_Stored data_:
[Start of Attachment]
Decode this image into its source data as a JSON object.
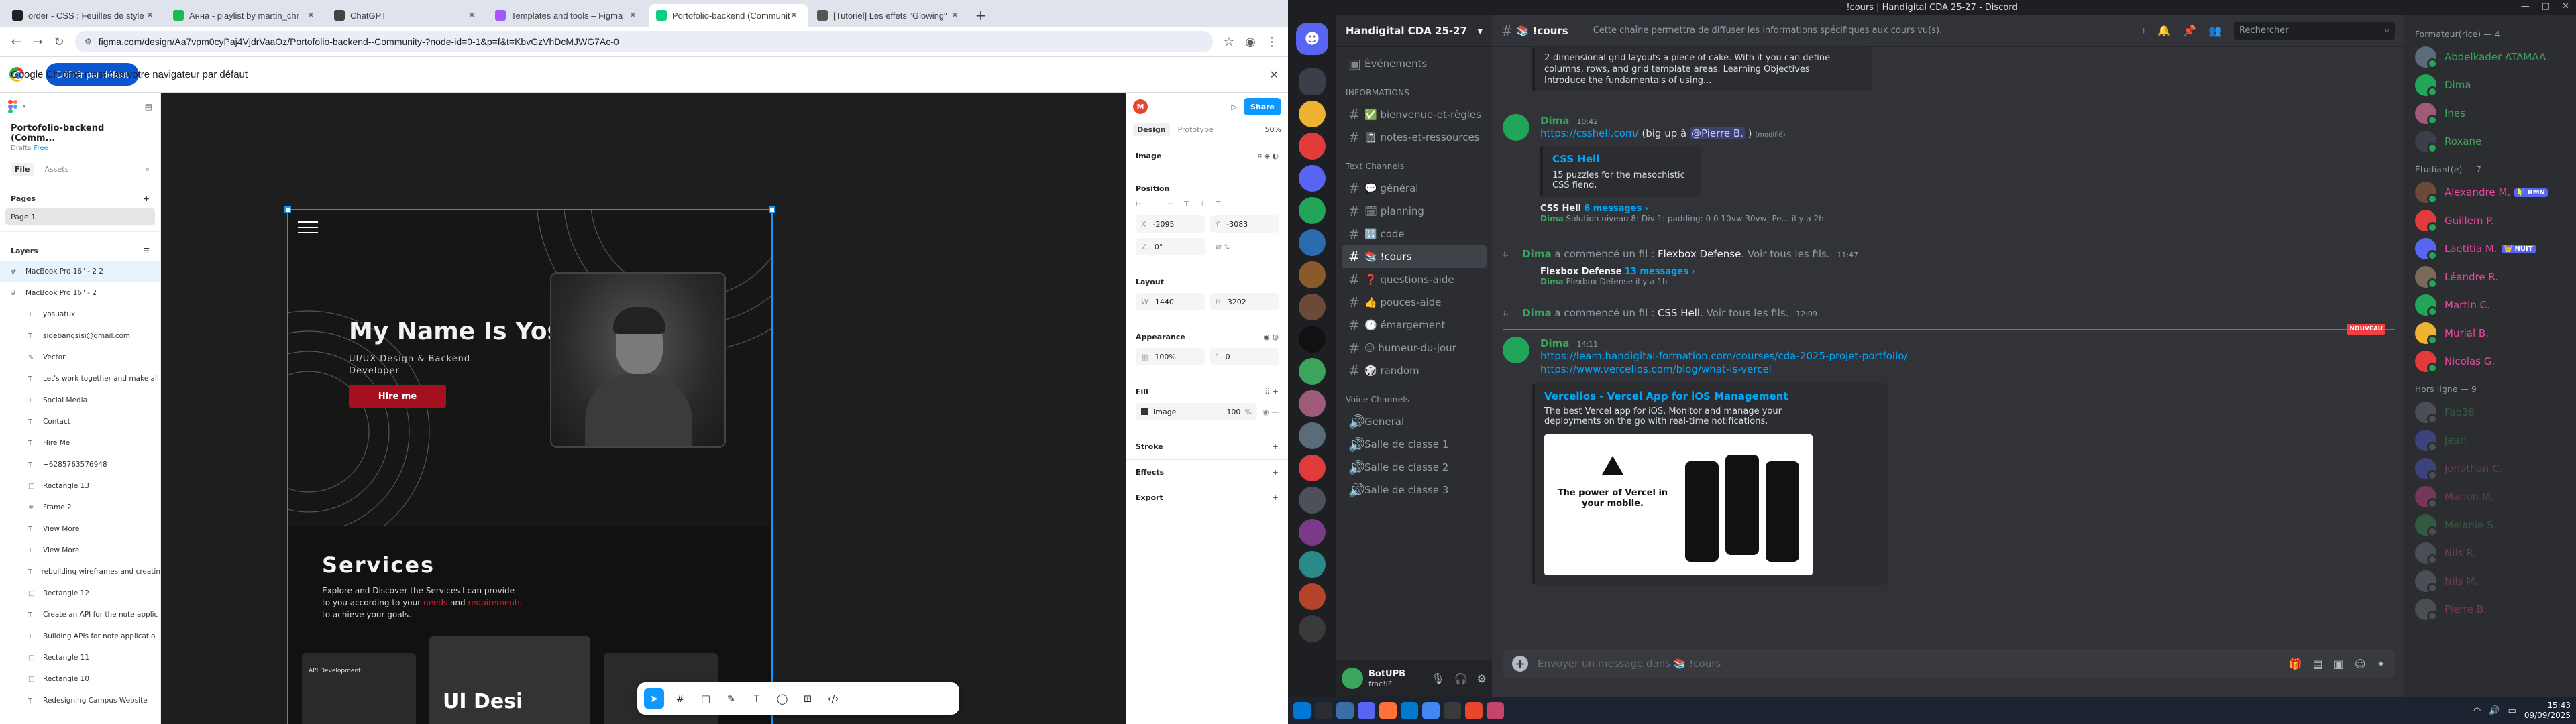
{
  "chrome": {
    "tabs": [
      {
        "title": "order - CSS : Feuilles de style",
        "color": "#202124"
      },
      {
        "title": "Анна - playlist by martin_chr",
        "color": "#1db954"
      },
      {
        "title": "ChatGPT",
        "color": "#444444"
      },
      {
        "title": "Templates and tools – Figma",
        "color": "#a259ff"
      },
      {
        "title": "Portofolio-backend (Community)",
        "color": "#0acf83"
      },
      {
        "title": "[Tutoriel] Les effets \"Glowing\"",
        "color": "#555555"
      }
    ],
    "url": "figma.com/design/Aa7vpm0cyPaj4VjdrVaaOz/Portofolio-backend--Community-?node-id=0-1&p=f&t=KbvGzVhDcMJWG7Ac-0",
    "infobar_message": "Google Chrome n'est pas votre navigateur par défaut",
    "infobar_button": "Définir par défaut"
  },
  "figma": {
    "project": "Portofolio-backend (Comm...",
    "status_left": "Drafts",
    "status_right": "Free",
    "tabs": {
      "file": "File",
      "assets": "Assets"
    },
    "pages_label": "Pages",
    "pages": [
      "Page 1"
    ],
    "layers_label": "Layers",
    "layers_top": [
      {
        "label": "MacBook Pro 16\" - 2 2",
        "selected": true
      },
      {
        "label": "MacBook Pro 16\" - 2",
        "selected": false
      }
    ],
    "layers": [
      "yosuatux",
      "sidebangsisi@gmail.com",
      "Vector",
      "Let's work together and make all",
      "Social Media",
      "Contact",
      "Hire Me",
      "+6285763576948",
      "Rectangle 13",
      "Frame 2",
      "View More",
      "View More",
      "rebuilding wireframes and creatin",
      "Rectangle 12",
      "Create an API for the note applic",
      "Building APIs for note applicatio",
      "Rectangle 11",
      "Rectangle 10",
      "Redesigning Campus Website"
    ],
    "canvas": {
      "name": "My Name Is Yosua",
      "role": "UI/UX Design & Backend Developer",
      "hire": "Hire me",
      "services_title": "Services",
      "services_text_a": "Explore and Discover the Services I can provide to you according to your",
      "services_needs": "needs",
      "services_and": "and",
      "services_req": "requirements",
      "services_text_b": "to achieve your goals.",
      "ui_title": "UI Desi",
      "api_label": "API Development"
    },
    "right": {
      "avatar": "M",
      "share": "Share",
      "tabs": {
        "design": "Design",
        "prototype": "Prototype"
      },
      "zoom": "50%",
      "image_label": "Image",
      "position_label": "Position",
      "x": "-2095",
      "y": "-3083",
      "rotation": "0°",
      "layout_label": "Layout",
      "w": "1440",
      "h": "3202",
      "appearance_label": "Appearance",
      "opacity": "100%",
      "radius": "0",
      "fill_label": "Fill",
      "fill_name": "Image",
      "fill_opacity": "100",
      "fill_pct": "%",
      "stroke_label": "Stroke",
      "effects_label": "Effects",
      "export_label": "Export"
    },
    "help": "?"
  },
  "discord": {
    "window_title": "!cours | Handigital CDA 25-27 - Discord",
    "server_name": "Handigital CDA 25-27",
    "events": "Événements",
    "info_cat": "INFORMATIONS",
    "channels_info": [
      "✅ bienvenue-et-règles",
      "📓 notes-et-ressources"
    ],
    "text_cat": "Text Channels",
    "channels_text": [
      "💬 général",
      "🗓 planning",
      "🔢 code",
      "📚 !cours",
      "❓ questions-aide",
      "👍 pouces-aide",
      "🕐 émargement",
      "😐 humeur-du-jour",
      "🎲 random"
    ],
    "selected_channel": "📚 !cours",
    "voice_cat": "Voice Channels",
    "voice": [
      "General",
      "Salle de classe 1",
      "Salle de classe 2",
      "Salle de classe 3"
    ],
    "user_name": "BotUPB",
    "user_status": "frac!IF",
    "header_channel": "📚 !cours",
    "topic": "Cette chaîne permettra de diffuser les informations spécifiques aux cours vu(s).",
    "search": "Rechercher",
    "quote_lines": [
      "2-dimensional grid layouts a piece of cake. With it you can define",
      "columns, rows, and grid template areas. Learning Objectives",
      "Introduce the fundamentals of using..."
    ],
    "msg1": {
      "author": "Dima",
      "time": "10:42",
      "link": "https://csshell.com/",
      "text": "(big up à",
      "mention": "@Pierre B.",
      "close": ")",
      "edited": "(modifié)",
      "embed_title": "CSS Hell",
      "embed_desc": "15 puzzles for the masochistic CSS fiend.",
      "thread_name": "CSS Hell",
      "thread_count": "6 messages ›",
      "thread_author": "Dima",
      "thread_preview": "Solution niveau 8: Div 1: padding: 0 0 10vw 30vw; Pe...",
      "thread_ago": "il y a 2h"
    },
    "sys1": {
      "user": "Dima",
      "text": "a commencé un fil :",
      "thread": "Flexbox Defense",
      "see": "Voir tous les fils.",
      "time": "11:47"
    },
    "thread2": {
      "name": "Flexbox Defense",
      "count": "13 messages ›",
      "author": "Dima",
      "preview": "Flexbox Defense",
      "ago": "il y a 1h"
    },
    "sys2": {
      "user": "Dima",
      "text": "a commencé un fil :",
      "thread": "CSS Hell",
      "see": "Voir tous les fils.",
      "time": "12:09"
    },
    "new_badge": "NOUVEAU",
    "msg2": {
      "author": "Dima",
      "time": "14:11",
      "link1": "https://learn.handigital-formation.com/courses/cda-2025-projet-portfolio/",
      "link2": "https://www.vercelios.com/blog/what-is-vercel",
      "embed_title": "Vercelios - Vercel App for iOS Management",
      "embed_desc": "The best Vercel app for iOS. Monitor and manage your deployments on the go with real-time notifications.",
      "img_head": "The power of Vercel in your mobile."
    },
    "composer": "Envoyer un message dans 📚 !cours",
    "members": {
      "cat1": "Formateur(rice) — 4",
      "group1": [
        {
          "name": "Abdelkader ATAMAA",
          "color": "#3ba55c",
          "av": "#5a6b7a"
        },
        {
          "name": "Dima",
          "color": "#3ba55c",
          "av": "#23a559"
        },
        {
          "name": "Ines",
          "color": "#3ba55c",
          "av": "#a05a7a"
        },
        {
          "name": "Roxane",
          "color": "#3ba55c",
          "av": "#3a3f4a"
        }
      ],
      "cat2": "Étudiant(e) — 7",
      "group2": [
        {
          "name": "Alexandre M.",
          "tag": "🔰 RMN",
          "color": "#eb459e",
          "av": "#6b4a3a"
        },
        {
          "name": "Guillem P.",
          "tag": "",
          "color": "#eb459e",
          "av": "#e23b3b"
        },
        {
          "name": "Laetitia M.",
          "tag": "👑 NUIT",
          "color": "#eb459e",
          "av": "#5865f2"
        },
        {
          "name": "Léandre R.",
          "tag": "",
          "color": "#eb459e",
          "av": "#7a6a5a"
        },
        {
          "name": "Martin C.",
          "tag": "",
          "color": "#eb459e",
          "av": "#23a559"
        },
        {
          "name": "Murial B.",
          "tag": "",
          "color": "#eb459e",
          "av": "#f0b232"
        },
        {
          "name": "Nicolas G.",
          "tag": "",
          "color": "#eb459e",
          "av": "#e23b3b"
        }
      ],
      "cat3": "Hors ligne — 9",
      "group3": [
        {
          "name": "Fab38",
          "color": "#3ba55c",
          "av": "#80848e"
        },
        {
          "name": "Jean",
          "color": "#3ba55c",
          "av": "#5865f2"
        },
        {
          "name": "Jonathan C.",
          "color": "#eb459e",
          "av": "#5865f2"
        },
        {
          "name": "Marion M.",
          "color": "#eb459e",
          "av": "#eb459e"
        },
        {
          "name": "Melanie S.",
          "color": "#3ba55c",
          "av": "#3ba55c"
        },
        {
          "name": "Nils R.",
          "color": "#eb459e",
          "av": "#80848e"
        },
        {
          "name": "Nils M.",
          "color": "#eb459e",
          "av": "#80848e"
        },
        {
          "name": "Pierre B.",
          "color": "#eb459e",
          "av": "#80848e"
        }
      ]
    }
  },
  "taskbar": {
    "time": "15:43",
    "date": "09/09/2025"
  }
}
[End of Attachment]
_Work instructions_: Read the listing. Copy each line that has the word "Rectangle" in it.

_Finished exercise_:
      "Rectangle 13",
      "Rectangle 12",
      "Rectangle 11",
      "Rectangle 10",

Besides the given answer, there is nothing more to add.